"Non-dipper" hypertensive patients and progressive renal insufficiency: a 3-year longitudinal study

Clin Nephrol. 1995 Jun;43(6):382-7.


Patients with a blunted or absent nocturnal blood pressure (BP) drop may be subject to increased risk for target organ damage. In this 3-year longitudinal case-control study we tested the hypothesis that an association exists between a reduced or absent night-time fall in BP and a future decline of kidney function in renal hypertensive patients. The case subjects were 48 hypertensives with renal insufficiency, divided into two groups according to the presence (dippers: n 20) or absence (non-dippers: n 28) of a nocturnal diastolic BP decline greater than 10% of daytime values, detected by ambulatory BP monitoring. At the baseline evaluation the two groups did not differ with respect to age, sex, body weight, office systolic and diastolic BP, mean daytime ambulatory BP, creatinine clearance, 24 h proteinuria. In the ambulatory BP profiles over a 3-year follow-up the nocturnal reductions of systolic and diastolic BP in the dippers were 14% and 15%, respectively, vs 7% and 5% in the non-dippers (p = 0.002/0.003). The non-dippers had a faster rate of creatinine clearance decline than the dippers (0.37 +/- 0.26 vs 0.27 +/- 0.09 ml/min/month; p = 0.002). Urinary protein excretion increase was higher in the non-dipper group than in the dipper group (993 +/- 438 vs 691 +/- 222 mg/24 h; p = 0.009). This longitudinal study suggests that the non-dipping pattern of ambulatory BP can be associated with a faster progression of renal insufficiency in renal hypertensives and that a proper nocturnal BP control is an additional aim of antihypertensive therapy.

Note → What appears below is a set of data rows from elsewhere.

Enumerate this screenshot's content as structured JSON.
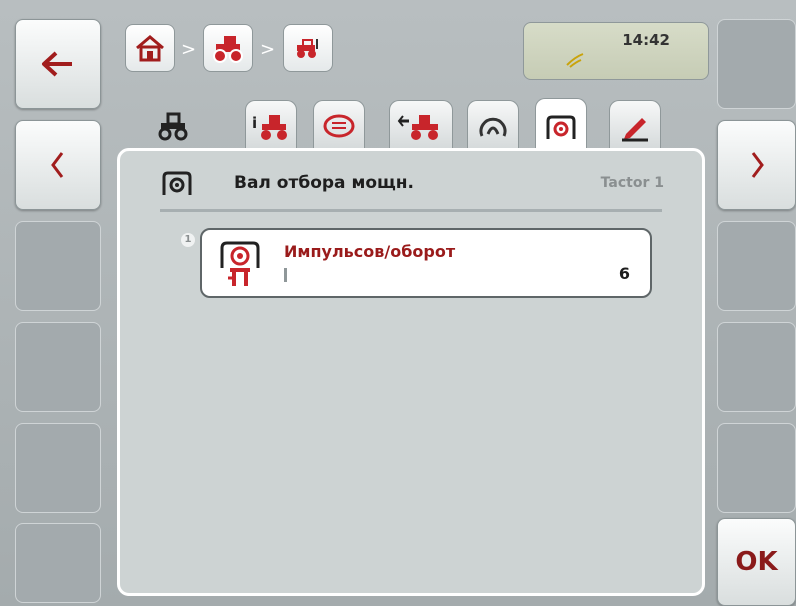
{
  "header": {
    "time": "14:42",
    "breadcrumb": [
      "home-icon",
      "tractor-icon",
      "tractor-small-icon"
    ],
    "separator": ">"
  },
  "tabs": [
    {
      "icon": "tractor-icon"
    },
    {
      "icon": "tractor-info-icon"
    },
    {
      "icon": "message-icon"
    },
    {
      "icon": "tractor-connect-icon"
    },
    {
      "icon": "speed-gauge-icon"
    },
    {
      "icon": "pto-icon"
    },
    {
      "icon": "edit-pen-icon"
    }
  ],
  "panel": {
    "title": "Вал отбора мощн.",
    "subtitle": "Tactor 1"
  },
  "param": {
    "index": "1",
    "name": "Импульсов/оборот",
    "value": "6"
  },
  "ok_label": "OK",
  "colors": {
    "accent": "#b61e24",
    "text": "#1e1e1e"
  }
}
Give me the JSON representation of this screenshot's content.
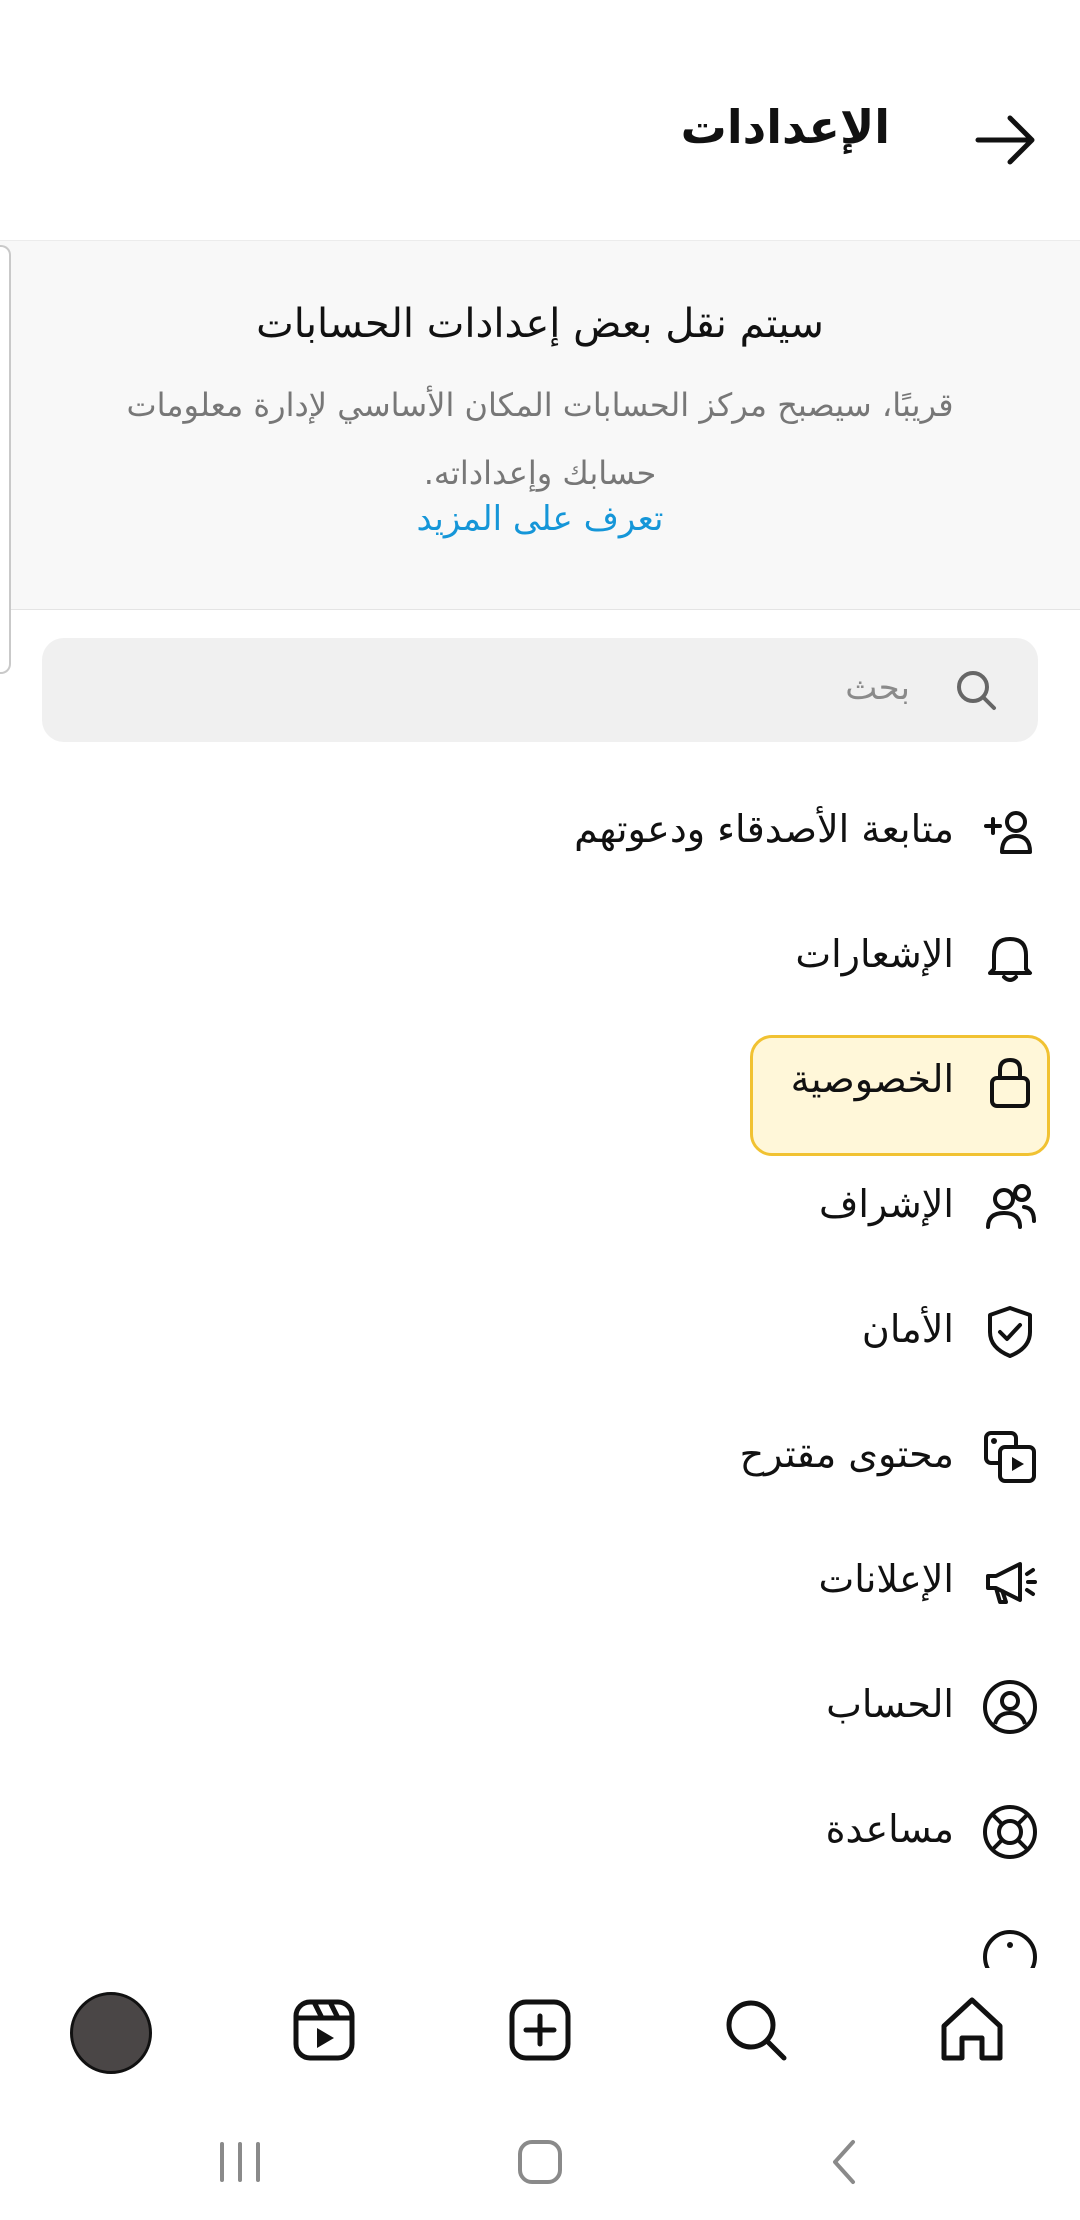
{
  "header": {
    "title": "الإعدادات"
  },
  "banner": {
    "title": "سيتم نقل بعض إعدادات الحسابات",
    "body": "قريبًا، سيصبح مركز الحسابات المكان الأساسي لإدارة معلومات حسابك وإعداداته.",
    "link": "تعرف على المزيد"
  },
  "search": {
    "placeholder": "بحث"
  },
  "menu": [
    {
      "label": "متابعة الأصدقاء ودعوتهم",
      "icon": "add-person-icon"
    },
    {
      "label": "الإشعارات",
      "icon": "bell-icon"
    },
    {
      "label": "الخصوصية",
      "icon": "lock-icon"
    },
    {
      "label": "الإشراف",
      "icon": "supervision-icon"
    },
    {
      "label": "الأمان",
      "icon": "shield-check-icon"
    },
    {
      "label": "محتوى مقترح",
      "icon": "suggested-content-icon"
    },
    {
      "label": "الإعلانات",
      "icon": "megaphone-icon"
    },
    {
      "label": "الحساب",
      "icon": "account-circle-icon"
    },
    {
      "label": "مساعدة",
      "icon": "lifebuoy-icon"
    }
  ],
  "colors": {
    "link": "#1596d8",
    "highlight_border": "#f1c232",
    "highlight_fill": "#fff7d9"
  }
}
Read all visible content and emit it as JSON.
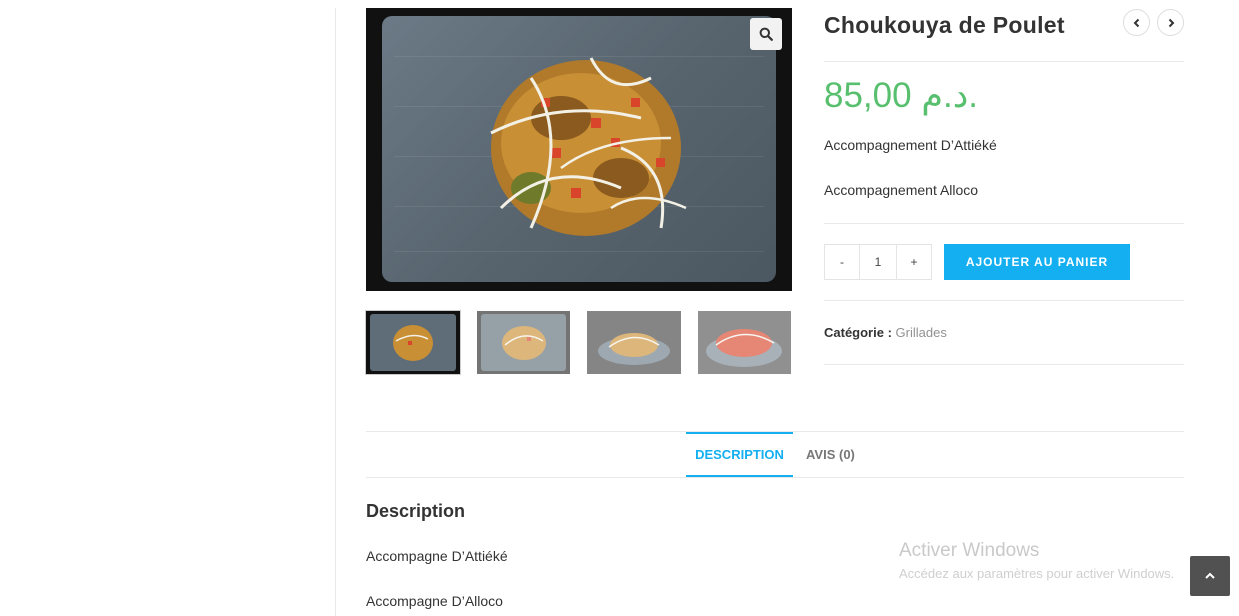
{
  "product": {
    "title": "Choukouya de Poulet",
    "price": "85,00 د.م.",
    "accompaniments": [
      "Accompagnement D’Attiéké",
      "Accompagnement Alloco"
    ],
    "quantity": "1",
    "minus_label": "-",
    "plus_label": "+",
    "add_to_cart_label": "AJOUTER AU PANIER",
    "category_label": "Catégorie :",
    "category_value": "Grillades"
  },
  "tabs": [
    {
      "label": "DESCRIPTION",
      "active": true
    },
    {
      "label": "AVIS (0)",
      "active": false
    }
  ],
  "description": {
    "heading": "Description",
    "lines": [
      "Accompagne D’Attiéké",
      "Accompagne D’Alloco"
    ]
  },
  "windows_watermark": {
    "title": "Activer Windows",
    "subtitle": "Accédez aux paramètres pour activer Windows."
  },
  "icons": {
    "zoom": "magnifier-icon",
    "prev": "chevron-left-icon",
    "next": "chevron-right-icon",
    "scroll_top": "chevron-up-icon"
  },
  "colors": {
    "price": "#57bf6d",
    "accent": "#13aff0"
  }
}
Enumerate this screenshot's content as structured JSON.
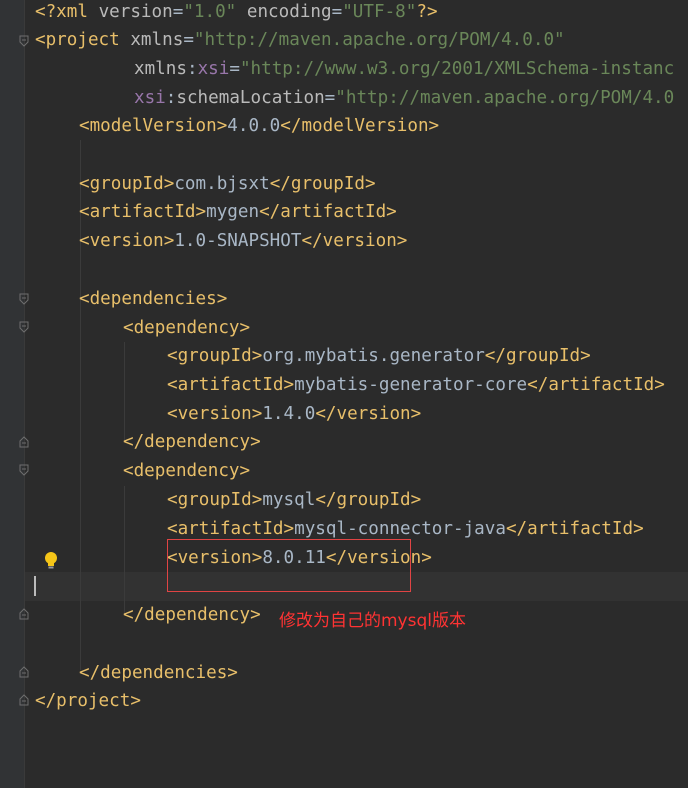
{
  "editor": {
    "lines": [
      {
        "parts": [
          "<?xml ",
          "version",
          "=",
          "\"1.0\"",
          " ",
          "encoding",
          "=",
          "\"UTF-8\"",
          "?>"
        ]
      },
      {
        "parts": [
          "<project ",
          "xmlns",
          "=",
          "\"http://maven.apache.org/POM/4.0.0\""
        ]
      },
      {
        "parts": [
          "xmlns",
          ":",
          "xsi",
          "=",
          "\"http://www.w3.org/2001/XMLSchema-instanc"
        ]
      },
      {
        "parts": [
          "xsi",
          ":",
          "schemaLocation",
          "=",
          "\"http://maven.apache.org/POM/4.0"
        ]
      },
      {
        "parts": [
          "<modelVersion>",
          "4.0.0",
          "</modelVersion>"
        ]
      },
      {
        "parts": [
          "<groupId>",
          "com.bjsxt",
          "</groupId>"
        ]
      },
      {
        "parts": [
          "<artifactId>",
          "mygen",
          "</artifactId>"
        ]
      },
      {
        "parts": [
          "<version>",
          "1.0-SNAPSHOT",
          "</version>"
        ]
      },
      {
        "parts": [
          "<dependencies>"
        ]
      },
      {
        "parts": [
          "<dependency>"
        ]
      },
      {
        "parts": [
          "<groupId>",
          "org.mybatis.generator",
          "</groupId>"
        ]
      },
      {
        "parts": [
          "<artifactId>",
          "mybatis-generator-core",
          "</artifactId>"
        ]
      },
      {
        "parts": [
          "<version>",
          "1.4.0",
          "</version>"
        ]
      },
      {
        "parts": [
          "</dependency>"
        ]
      },
      {
        "parts": [
          "<dependency>"
        ]
      },
      {
        "parts": [
          "<groupId>",
          "mysql",
          "</groupId>"
        ]
      },
      {
        "parts": [
          "<artifactId>",
          "mysql-connector-java",
          "</artifactId>"
        ]
      },
      {
        "parts": [
          "<version>",
          "8.0.11",
          "</version>"
        ]
      },
      {
        "parts": [
          "</dependency>"
        ]
      },
      {
        "parts": [
          "</dependencies>"
        ]
      },
      {
        "parts": [
          "</project>"
        ]
      }
    ]
  },
  "annotation": {
    "text": "修改为自己的mysql版本",
    "color": "#ff3333"
  },
  "icons": {
    "fold": "fold-marker-icon",
    "bulb": "lightbulb-icon"
  },
  "colors": {
    "background": "#2b2b2b",
    "tag": "#e8bf6a",
    "attribute": "#bababa",
    "string": "#6a8759",
    "namespace": "#9876aa",
    "text": "#a9b7c6"
  }
}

MeSH terms

  • Antihypertensive Agents / therapeutic use
  • Blood Pressure / physiology*
  • Blood Pressure Monitoring, Ambulatory
  • Body Weight
  • Case-Control Studies
  • Circadian Rhythm
  • Disease Progression
  • Female
  • Humans
  • Hypertension, Renal / drug therapy
  • Hypertension, Renal / physiopathology*
  • Longitudinal Studies
  • Male
  • Middle Aged
  • Multivariate Analysis
  • Prospective Studies
  • Renal Insufficiency / etiology*


  • Antihypertensive Agents